Appalachia Service Project
Each summer, a group of Upper School students travels to the Appalachia Mountain area to take part in the Appalachia Service Project, a national effort that helps hundreds of families annually across five states. St. Anselm's first took part in ASP in 2011, and a group has returned each summer since then to make homes safer, warmer, and dryer for families in the communities we serve.
ASP trips are coordinated by our Campus Ministry office with significant help from parents, faculty, and alumni. Each year, several recent alumni serve as team leaders for the trip along with at least one teacher from St. Anselm's. If you are interested in learning more about the Appalachia Service Project at St. Anselm's, or if you may be interested in serving as a leader, contact the coordinator of Campus Ministry and Service, John Goldberg.
Respect for the dignity of each person as created by God is central to the teachings of Saint Benedict and serves as the cornerstone of the values that are fostered throughout our school community.
The service program at St. Anselm's Abbey School is uniquely suited to foster the values of a Benedictine education. As Saint Benedict advises in his Rule, “Let all guests who arrive be received as Christ, because He will say: ‘I was a stranger and you took Me in’ (Mt 25:35).”
For over 30 years now, St. Anselm’s Abbey School has had in place a unique service program for all Fifth and Sixth Form students. Every Tuesday morning, all juniors and seniors leave campus to serve those in need in our own community. Students choose sites where the work has an interest for them – tutoring, assisting the elderly or disabled, food pantry manual work etc.
Most schools with service programs require a defined number of service hours to be performed at sites located by the students or their parents and on their own time. We view the use of class hours and our students’ regular presence at the sites was a valuable way of witnessing to our commitment to importance of community service education. We have also found that the service sites come to rely of the regular arrival on Tuesdays of “the Abbey guys” to plan their own work distribution internally.
Our juniors and seniors work at 13 agency locations in the Fort Totten, Brookland, Hyattsville, and Petworth neighborhoods. Students are engaged in various types of service based on their preferences and interests. We have students interacting with the elderly and those who are disabled at a nursing home, tutoring in elementary schools, mentoring in childcare centers, examining and fighting against food deserts in community gardens, and giving tours at the National Shrine of the Immaculate Conception.

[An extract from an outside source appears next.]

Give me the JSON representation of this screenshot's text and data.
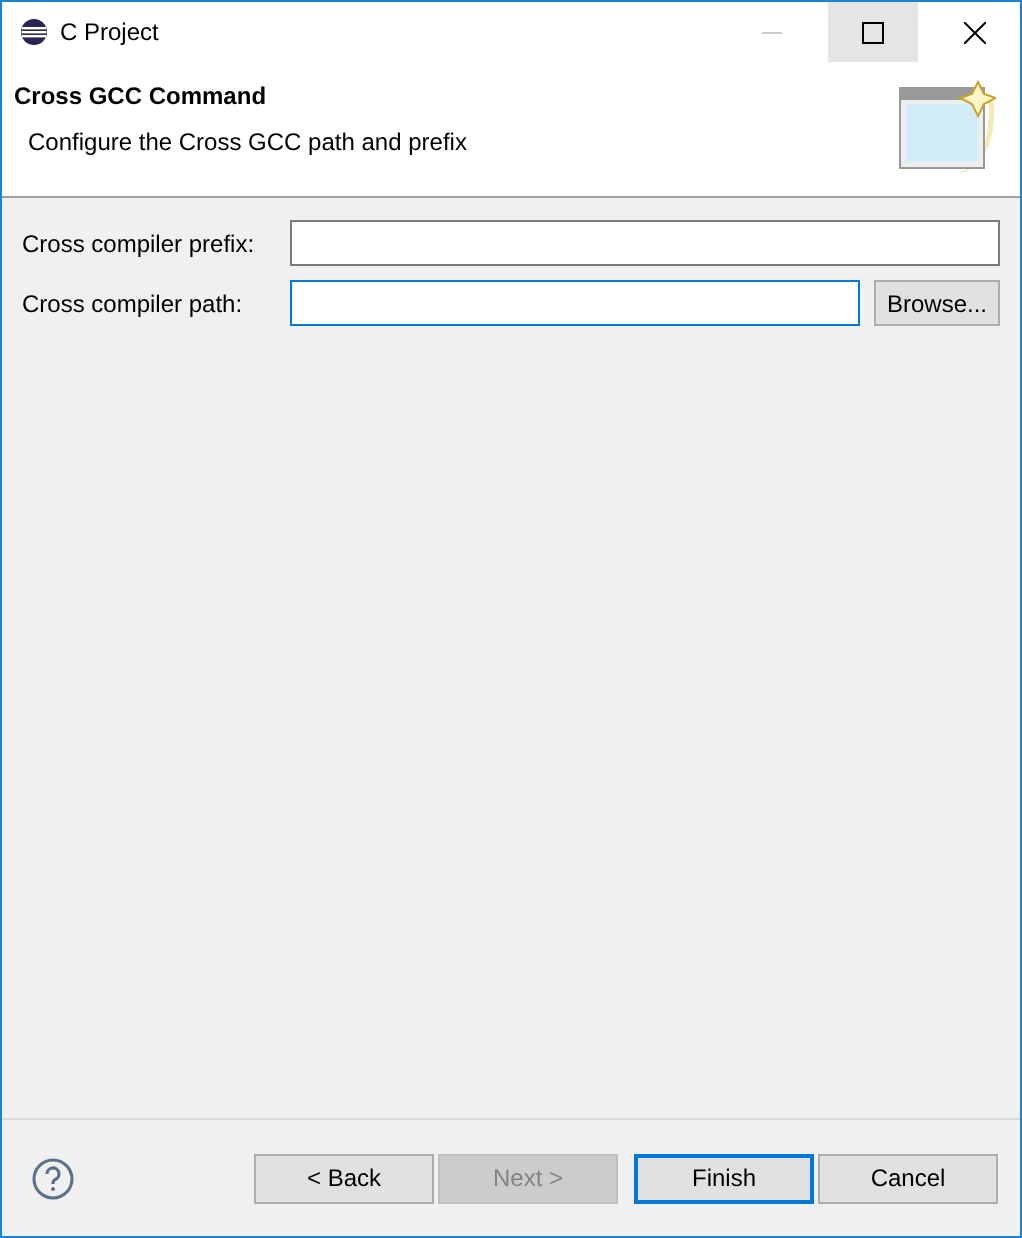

We encourage our students to reflect after serving just as Edmund Burke says, "Serving without reflecting is like eating without digesting." We hold periodic reflection sessions for the students in the program to share experiences and to reflect with one another on the value to those they serve and to themselves from participation in the program.